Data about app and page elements
=-=-=

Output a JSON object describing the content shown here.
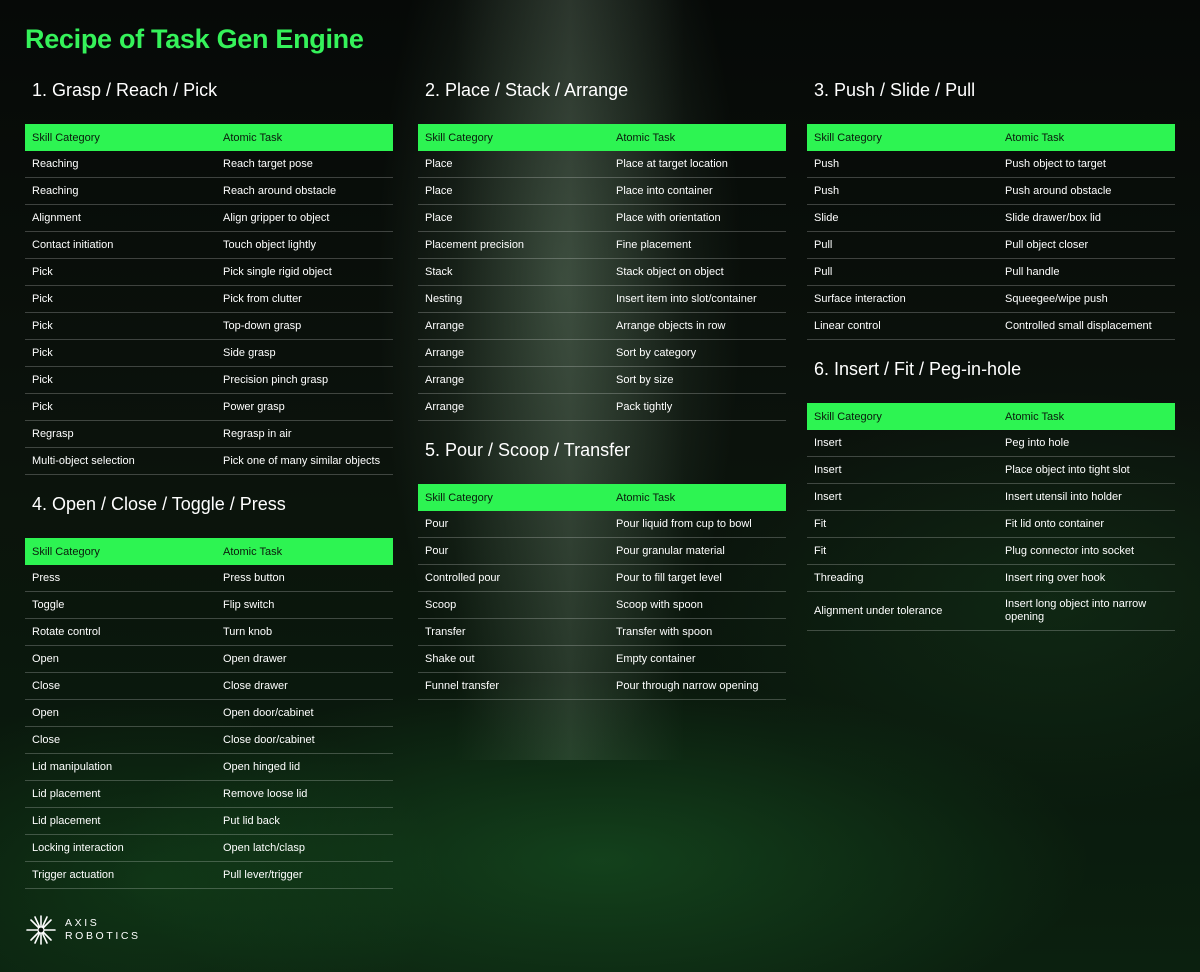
{
  "page": {
    "title": "Recipe of Task Gen Engine",
    "accent_color": "#2df452",
    "header_skill": "Skill Category",
    "header_task": "Atomic Task"
  },
  "sections": [
    {
      "heading": "1. Grasp / Reach / Pick",
      "rows": [
        [
          "Reaching",
          "Reach target pose"
        ],
        [
          "Reaching",
          "Reach around obstacle"
        ],
        [
          "Alignment",
          "Align gripper to object"
        ],
        [
          "Contact initiation",
          "Touch object lightly"
        ],
        [
          "Pick",
          "Pick single rigid object"
        ],
        [
          "Pick",
          "Pick from clutter"
        ],
        [
          "Pick",
          "Top-down grasp"
        ],
        [
          "Pick",
          "Side grasp"
        ],
        [
          "Pick",
          "Precision pinch grasp"
        ],
        [
          "Pick",
          "Power grasp"
        ],
        [
          "Regrasp",
          "Regrasp in air"
        ],
        [
          "Multi-object selection",
          "Pick one of many similar objects"
        ]
      ]
    },
    {
      "heading": "2. Place / Stack / Arrange",
      "rows": [
        [
          "Place",
          "Place at target location"
        ],
        [
          "Place",
          "Place into container"
        ],
        [
          "Place",
          "Place with orientation"
        ],
        [
          "Placement precision",
          "Fine placement"
        ],
        [
          "Stack",
          "Stack object on object"
        ],
        [
          "Nesting",
          "Insert item into slot/container"
        ],
        [
          "Arrange",
          "Arrange objects in row"
        ],
        [
          "Arrange",
          "Sort by category"
        ],
        [
          "Arrange",
          "Sort by size"
        ],
        [
          "Arrange",
          "Pack tightly"
        ]
      ]
    },
    {
      "heading": "3. Push / Slide / Pull",
      "rows": [
        [
          "Push",
          "Push object to target"
        ],
        [
          "Push",
          "Push around obstacle"
        ],
        [
          "Slide",
          "Slide drawer/box lid"
        ],
        [
          "Pull",
          "Pull object closer"
        ],
        [
          "Pull",
          "Pull handle"
        ],
        [
          "Surface interaction",
          "Squeegee/wipe push"
        ],
        [
          "Linear control",
          "Controlled small displacement"
        ]
      ]
    },
    {
      "heading": "4. Open / Close / Toggle / Press",
      "rows": [
        [
          "Press",
          "Press button"
        ],
        [
          "Toggle",
          "Flip switch"
        ],
        [
          "Rotate control",
          "Turn knob"
        ],
        [
          "Open",
          "Open drawer"
        ],
        [
          "Close",
          "Close drawer"
        ],
        [
          "Open",
          "Open door/cabinet"
        ],
        [
          "Close",
          "Close door/cabinet"
        ],
        [
          "Lid manipulation",
          "Open hinged lid"
        ],
        [
          "Lid placement",
          "Remove loose lid"
        ],
        [
          "Lid placement",
          "Put lid back"
        ],
        [
          "Locking interaction",
          "Open latch/clasp"
        ],
        [
          "Trigger actuation",
          "Pull lever/trigger"
        ]
      ]
    },
    {
      "heading": "5. Pour / Scoop / Transfer",
      "rows": [
        [
          "Pour",
          "Pour liquid from cup to bowl"
        ],
        [
          "Pour",
          "Pour granular material"
        ],
        [
          "Controlled pour",
          "Pour to fill target level"
        ],
        [
          "Scoop",
          "Scoop with spoon"
        ],
        [
          "Transfer",
          "Transfer with spoon"
        ],
        [
          "Shake out",
          "Empty container"
        ],
        [
          "Funnel transfer",
          "Pour through narrow opening"
        ]
      ]
    },
    {
      "heading": "6. Insert / Fit / Peg-in-hole",
      "rows": [
        [
          "Insert",
          "Peg into hole"
        ],
        [
          "Insert",
          "Place object into tight slot"
        ],
        [
          "Insert",
          "Insert utensil into holder"
        ],
        [
          "Fit",
          "Fit lid onto container"
        ],
        [
          "Fit",
          "Plug connector into socket"
        ],
        [
          "Threading",
          "Insert ring over hook"
        ],
        [
          "Alignment under tolerance",
          "Insert long object into narrow opening"
        ]
      ]
    }
  ],
  "logo": {
    "line1": "AXIS",
    "line2": "ROBOTICS",
    "icon": "starburst-logo-icon"
  }
}
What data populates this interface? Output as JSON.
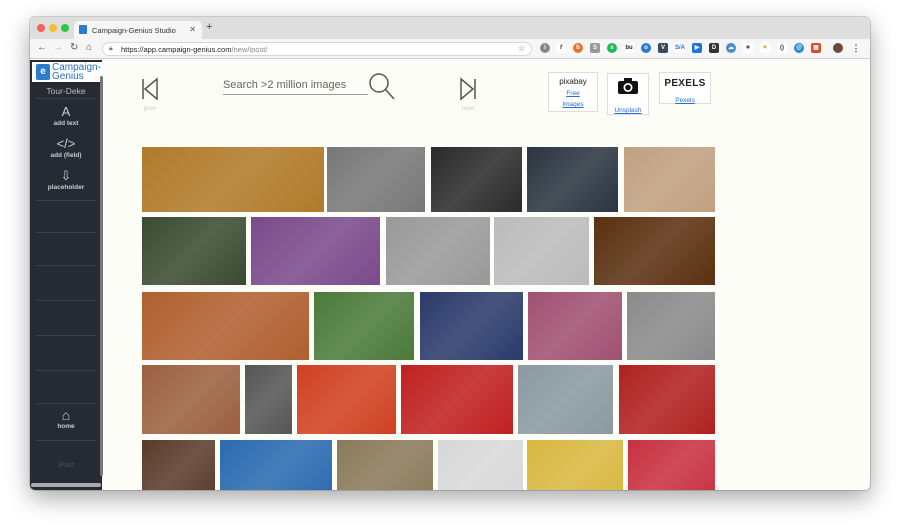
{
  "browser": {
    "tab_title": "Campaign-Genius Studio",
    "new_tab": "+",
    "url_host": "https://app.campaign-genius.com",
    "url_path": "/new/ipost/"
  },
  "sidebar": {
    "brand": "Campaign-Genius",
    "tour_name": "Tour-Deke",
    "items": [
      {
        "label": "add text",
        "icon": "text-icon"
      },
      {
        "label": "add (field)",
        "icon": "code-icon"
      },
      {
        "label": "placeholder",
        "icon": "download-icon"
      }
    ],
    "home_label": "home",
    "footer_logo": "iPost"
  },
  "main": {
    "prev_label": "prev",
    "next_label": "next",
    "search_placeholder": "Search >2 million images",
    "sources": [
      {
        "name": "pixabay",
        "link": "Free Images"
      },
      {
        "name": "camera-icon",
        "link": "Unsplash"
      },
      {
        "name": "PEXELS",
        "link": "Pexels"
      }
    ]
  },
  "images": [
    {
      "label": "two-french-horns",
      "color": "#b07a2a"
    },
    {
      "label": "trumpeter-bw-sketch",
      "color": "#777777"
    },
    {
      "label": "trumpet-valves-bw",
      "color": "#2a2a2a"
    },
    {
      "label": "bmw-logo",
      "color": "#2b3440"
    },
    {
      "label": "trumpets-in-band",
      "color": "#c0a080"
    },
    {
      "label": "man-playing-trumpet",
      "color": "#3a4a30"
    },
    {
      "label": "clown-with-horn",
      "color": "#7a4a8a"
    },
    {
      "label": "canal-houses-bw",
      "color": "#999999"
    },
    {
      "label": "trumpet-sculpture-bw",
      "color": "#bbbbbb"
    },
    {
      "label": "trumpet-closeup-dark",
      "color": "#5a3010"
    },
    {
      "label": "two-trumpets",
      "color": "#b06030"
    },
    {
      "label": "person-in-park",
      "color": "#4a7a3a"
    },
    {
      "label": "marching-band",
      "color": "#2a3a6a"
    },
    {
      "label": "pink-flowers",
      "color": "#a05070"
    },
    {
      "label": "jazz-trumpeter-bw",
      "color": "#8a8a8a"
    },
    {
      "label": "old-town-houses",
      "color": "#9a6040"
    },
    {
      "label": "horn-player-window-bw",
      "color": "#555555"
    },
    {
      "label": "trumpet-flower",
      "color": "#d04020"
    },
    {
      "label": "red-uniform-parade",
      "color": "#c02020"
    },
    {
      "label": "brass-trumpet-closeup",
      "color": "#8a9aa0"
    },
    {
      "label": "red-costume-musician",
      "color": "#b02020"
    },
    {
      "label": "trumpet-bell-dark",
      "color": "#5a3a2a"
    },
    {
      "label": "orange-trumpet-flowers",
      "color": "#2a6ab0"
    },
    {
      "label": "elephant",
      "color": "#8a7a5a"
    },
    {
      "label": "white-horn-abstract",
      "color": "#d8d8d8"
    },
    {
      "label": "brass-instrument-yellow",
      "color": "#d8b840"
    },
    {
      "label": "trumpeter-red-background",
      "color": "#c83040"
    }
  ]
}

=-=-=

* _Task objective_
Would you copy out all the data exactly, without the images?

* _Expected answer_
Output a JSON object describing the content shown here.
{
  "page": {
    "title": "Recipe of Task Gen Engine",
    "accent_color": "#2df452",
    "header_skill": "Skill Category",
    "header_task": "Atomic Task"
  },
  "sections": [
    {
      "heading": "1. Grasp / Reach / Pick",
      "rows": [
        [
          "Reaching",
          "Reach target pose"
        ],
        [
          "Reaching",
          "Reach around obstacle"
        ],
        [
          "Alignment",
          "Align gripper to object"
        ],
        [
          "Contact initiation",
          "Touch object lightly"
        ],
        [
          "Pick",
          "Pick single rigid object"
        ],
        [
          "Pick",
          "Pick from clutter"
        ],
        [
          "Pick",
          "Top-down grasp"
        ],
        [
          "Pick",
          "Side grasp"
        ],
        [
          "Pick",
          "Precision pinch grasp"
        ],
        [
          "Pick",
          "Power grasp"
        ],
        [
          "Regrasp",
          "Regrasp in air"
        ],
        [
          "Multi-object selection",
          "Pick one of many similar objects"
        ]
      ]
    },
    {
      "heading": "2. Place / Stack / Arrange",
      "rows": [
        [
          "Place",
          "Place at target location"
        ],
        [
          "Place",
          "Place into container"
        ],
        [
          "Place",
          "Place with orientation"
        ],
        [
          "Placement precision",
          "Fine placement"
        ],
        [
          "Stack",
          "Stack object on object"
        ],
        [
          "Nesting",
          "Insert item into slot/container"
        ],
        [
          "Arrange",
          "Arrange objects in row"
        ],
        [
          "Arrange",
          "Sort by category"
        ],
        [
          "Arrange",
          "Sort by size"
        ],
        [
          "Arrange",
          "Pack tightly"
        ]
      ]
    },
    {
      "heading": "3. Push / Slide / Pull",
      "rows": [
        [
          "Push",
          "Push object to target"
        ],
        [
          "Push",
          "Push around obstacle"
        ],
        [
          "Slide",
          "Slide drawer/box lid"
        ],
        [
          "Pull",
          "Pull object closer"
        ],
        [
          "Pull",
          "Pull handle"
        ],
        [
          "Surface interaction",
          "Squeegee/wipe push"
        ],
        [
          "Linear control",
          "Controlled small displacement"
        ]
      ]
    },
    {
      "heading": "4. Open / Close / Toggle / Press",
      "rows": [
        [
          "Press",
          "Press button"
        ],
        [
          "Toggle",
          "Flip switch"
        ],
        [
          "Rotate control",
          "Turn knob"
        ],
        [
          "Open",
          "Open drawer"
        ],
        [
          "Close",
          "Close drawer"
        ],
        [
          "Open",
          "Open door/cabinet"
        ],
        [
          "Close",
          "Close door/cabinet"
        ],
        [
          "Lid manipulation",
          "Open hinged lid"
        ],
        [
          "Lid placement",
          "Remove loose lid"
        ],
        [
          "Lid placement",
          "Put lid back"
        ],
        [
          "Locking interaction",
          "Open latch/clasp"
        ],
        [
          "Trigger actuation",
          "Pull lever/trigger"
        ]
      ]
    },
    {
      "heading": "5. Pour / Scoop / Transfer",
      "rows": [
        [
          "Pour",
          "Pour liquid from cup to bowl"
        ],
        [
          "Pour",
          "Pour granular material"
        ],
        [
          "Controlled pour",
          "Pour to fill target level"
        ],
        [
          "Scoop",
          "Scoop with spoon"
        ],
        [
          "Transfer",
          "Transfer with spoon"
        ],
        [
          "Shake out",
          "Empty container"
        ],
        [
          "Funnel transfer",
          "Pour through narrow opening"
        ]
      ]
    },
    {
      "heading": "6. Insert / Fit / Peg-in-hole",
      "rows": [
        [
          "Insert",
          "Peg into hole"
        ],
        [
          "Insert",
          "Place object into tight slot"
        ],
        [
          "Insert",
          "Insert utensil into holder"
        ],
        [
          "Fit",
          "Fit lid onto container"
        ],
        [
          "Fit",
          "Plug connector into socket"
        ],
        [
          "Threading",
          "Insert ring over hook"
        ],
        [
          "Alignment under tolerance",
          "Insert long object into narrow opening"
        ]
      ]
    }
  ],
  "logo": {
    "line1": "AXIS",
    "line2": "ROBOTICS",
    "icon": "starburst-logo-icon"
  }
}
What data populates this interface? Output as JSON.
{
  "browser": {
    "tab_title": "Campaign-Genius Studio",
    "new_tab": "+",
    "url_host": "https://app.campaign-genius.com",
    "url_path": "/new/ipost/"
  },
  "sidebar": {
    "brand": "Campaign-Genius",
    "tour_name": "Tour-Deke",
    "items": [
      {
        "label": "add text",
        "icon": "text-icon"
      },
      {
        "label": "add (field)",
        "icon": "code-icon"
      },
      {
        "label": "placeholder",
        "icon": "download-icon"
      }
    ],
    "home_label": "home",
    "footer_logo": "iPost"
  },
  "main": {
    "prev_label": "prev",
    "next_label": "next",
    "search_placeholder": "Search >2 million images",
    "sources": [
      {
        "name": "pixabay",
        "link": "Free Images"
      },
      {
        "name": "camera-icon",
        "link": "Unsplash"
      },
      {
        "name": "PEXELS",
        "link": "Pexels"
      }
    ]
  },
  "images": [
    {
      "label": "two-french-horns",
      "color": "#b07a2a"
    },
    {
      "label": "trumpeter-bw-sketch",
      "color": "#777777"
    },
    {
      "label": "trumpet-valves-bw",
      "color": "#2a2a2a"
    },
    {
      "label": "bmw-logo",
      "color": "#2b3440"
    },
    {
      "label": "trumpets-in-band",
      "color": "#c0a080"
    },
    {
      "label": "man-playing-trumpet",
      "color": "#3a4a30"
    },
    {
      "label": "clown-with-horn",
      "color": "#7a4a8a"
    },
    {
      "label": "canal-houses-bw",
      "color": "#999999"
    },
    {
      "label": "trumpet-sculpture-bw",
      "color": "#bbbbbb"
    },
    {
      "label": "trumpet-closeup-dark",
      "color": "#5a3010"
    },
    {
      "label": "two-trumpets",
      "color": "#b06030"
    },
    {
      "label": "person-in-park",
      "color": "#4a7a3a"
    },
    {
      "label": "marching-band",
      "color": "#2a3a6a"
    },
    {
      "label": "pink-flowers",
      "color": "#a05070"
    },
    {
      "label": "jazz-trumpeter-bw",
      "color": "#8a8a8a"
    },
    {
      "label": "old-town-houses",
      "color": "#9a6040"
    },
    {
      "label": "horn-player-window-bw",
      "color": "#555555"
    },
    {
      "label": "trumpet-flower",
      "color": "#d04020"
    },
    {
      "label": "red-uniform-parade",
      "color": "#c02020"
    },
    {
      "label": "brass-trumpet-closeup",
      "color": "#8a9aa0"
    },
    {
      "label": "red-costume-musician",
      "color": "#b02020"
    },
    {
      "label": "trumpet-bell-dark",
      "color": "#5a3a2a"
    },
    {
      "label": "orange-trumpet-flowers",
      "color": "#2a6ab0"
    },
    {
      "label": "elephant",
      "color": "#8a7a5a"
    },
    {
      "label": "white-horn-abstract",
      "color": "#d8d8d8"
    },
    {
      "label": "brass-instrument-yellow",
      "color": "#d8b840"
    },
    {
      "label": "trumpeter-red-background",
      "color": "#c83040"
    }
  ]
}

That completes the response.